:: RECORD EXCERPTS ::

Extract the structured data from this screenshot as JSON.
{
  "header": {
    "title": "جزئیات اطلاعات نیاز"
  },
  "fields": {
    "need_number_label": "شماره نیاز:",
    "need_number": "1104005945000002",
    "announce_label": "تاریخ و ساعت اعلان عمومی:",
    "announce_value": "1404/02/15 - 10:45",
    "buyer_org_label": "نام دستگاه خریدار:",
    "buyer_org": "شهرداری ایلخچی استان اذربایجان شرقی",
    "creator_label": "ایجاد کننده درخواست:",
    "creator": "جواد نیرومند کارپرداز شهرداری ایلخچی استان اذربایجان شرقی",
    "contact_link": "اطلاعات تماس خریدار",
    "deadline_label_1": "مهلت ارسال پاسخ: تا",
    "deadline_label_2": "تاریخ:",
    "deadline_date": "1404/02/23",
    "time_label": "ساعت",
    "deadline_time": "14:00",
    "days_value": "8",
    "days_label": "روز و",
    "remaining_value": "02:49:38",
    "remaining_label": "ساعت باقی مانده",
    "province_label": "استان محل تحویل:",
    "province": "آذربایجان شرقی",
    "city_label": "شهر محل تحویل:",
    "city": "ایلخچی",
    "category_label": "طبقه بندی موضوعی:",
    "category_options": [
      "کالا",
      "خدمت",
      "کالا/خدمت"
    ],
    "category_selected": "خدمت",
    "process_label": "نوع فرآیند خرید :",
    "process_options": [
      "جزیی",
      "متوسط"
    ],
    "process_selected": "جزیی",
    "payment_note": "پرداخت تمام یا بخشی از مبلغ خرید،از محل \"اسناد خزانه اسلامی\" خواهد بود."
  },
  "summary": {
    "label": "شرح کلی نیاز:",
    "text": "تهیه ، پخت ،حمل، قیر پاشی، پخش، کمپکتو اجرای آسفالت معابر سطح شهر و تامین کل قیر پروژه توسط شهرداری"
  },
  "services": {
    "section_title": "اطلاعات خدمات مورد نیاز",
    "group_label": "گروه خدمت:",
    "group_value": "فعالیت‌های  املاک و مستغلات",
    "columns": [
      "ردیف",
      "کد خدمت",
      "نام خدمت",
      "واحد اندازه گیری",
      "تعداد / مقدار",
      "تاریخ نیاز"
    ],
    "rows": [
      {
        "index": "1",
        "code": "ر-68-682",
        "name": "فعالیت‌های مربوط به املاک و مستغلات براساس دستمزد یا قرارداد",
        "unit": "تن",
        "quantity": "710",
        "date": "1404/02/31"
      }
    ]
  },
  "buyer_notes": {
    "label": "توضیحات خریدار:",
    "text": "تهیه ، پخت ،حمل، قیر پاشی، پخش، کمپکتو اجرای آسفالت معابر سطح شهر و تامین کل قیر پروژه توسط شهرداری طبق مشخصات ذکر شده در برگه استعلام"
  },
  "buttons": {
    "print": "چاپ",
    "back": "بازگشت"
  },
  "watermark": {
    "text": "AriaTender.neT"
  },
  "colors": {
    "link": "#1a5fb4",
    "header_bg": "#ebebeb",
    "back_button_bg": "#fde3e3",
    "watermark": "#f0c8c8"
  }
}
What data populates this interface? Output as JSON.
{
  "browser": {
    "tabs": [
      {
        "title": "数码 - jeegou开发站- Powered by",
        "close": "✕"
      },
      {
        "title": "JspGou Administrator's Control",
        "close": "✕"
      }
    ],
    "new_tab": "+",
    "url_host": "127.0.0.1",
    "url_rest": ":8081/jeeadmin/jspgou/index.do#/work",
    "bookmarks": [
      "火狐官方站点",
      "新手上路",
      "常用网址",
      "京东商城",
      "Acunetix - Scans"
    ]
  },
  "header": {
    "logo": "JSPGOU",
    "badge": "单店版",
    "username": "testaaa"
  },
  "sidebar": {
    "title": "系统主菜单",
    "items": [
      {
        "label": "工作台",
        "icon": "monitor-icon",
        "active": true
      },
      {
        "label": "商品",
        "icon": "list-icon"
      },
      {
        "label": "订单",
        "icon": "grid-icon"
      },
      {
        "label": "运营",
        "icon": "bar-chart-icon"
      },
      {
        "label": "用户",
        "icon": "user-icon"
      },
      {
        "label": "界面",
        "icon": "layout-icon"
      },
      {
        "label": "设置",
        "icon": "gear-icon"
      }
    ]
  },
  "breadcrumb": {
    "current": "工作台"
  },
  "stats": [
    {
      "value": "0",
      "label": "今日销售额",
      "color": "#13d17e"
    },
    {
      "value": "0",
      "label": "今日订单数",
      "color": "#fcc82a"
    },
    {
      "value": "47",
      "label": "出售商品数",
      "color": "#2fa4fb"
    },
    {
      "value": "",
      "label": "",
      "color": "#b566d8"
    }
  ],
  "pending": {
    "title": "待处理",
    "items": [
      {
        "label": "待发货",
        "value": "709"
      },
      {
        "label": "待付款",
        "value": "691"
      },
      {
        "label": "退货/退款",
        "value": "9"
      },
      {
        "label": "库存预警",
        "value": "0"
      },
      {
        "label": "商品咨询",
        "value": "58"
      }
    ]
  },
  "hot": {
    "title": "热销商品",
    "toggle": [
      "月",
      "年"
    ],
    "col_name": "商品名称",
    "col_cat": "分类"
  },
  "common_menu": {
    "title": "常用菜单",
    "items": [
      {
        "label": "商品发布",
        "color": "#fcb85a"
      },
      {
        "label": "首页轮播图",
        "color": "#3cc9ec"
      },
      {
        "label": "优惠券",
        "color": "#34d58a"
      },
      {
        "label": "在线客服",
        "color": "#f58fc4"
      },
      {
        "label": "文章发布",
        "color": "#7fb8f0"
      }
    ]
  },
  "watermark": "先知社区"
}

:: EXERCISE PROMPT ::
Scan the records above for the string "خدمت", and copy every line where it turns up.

:: RESULT OF THE TASK ::
      "خدمت",
      "کالا/خدمت"
    "category_selected": "خدمت",
    "group_label": "گروه خدمت:",
      "کد خدمت",
      "نام خدمت",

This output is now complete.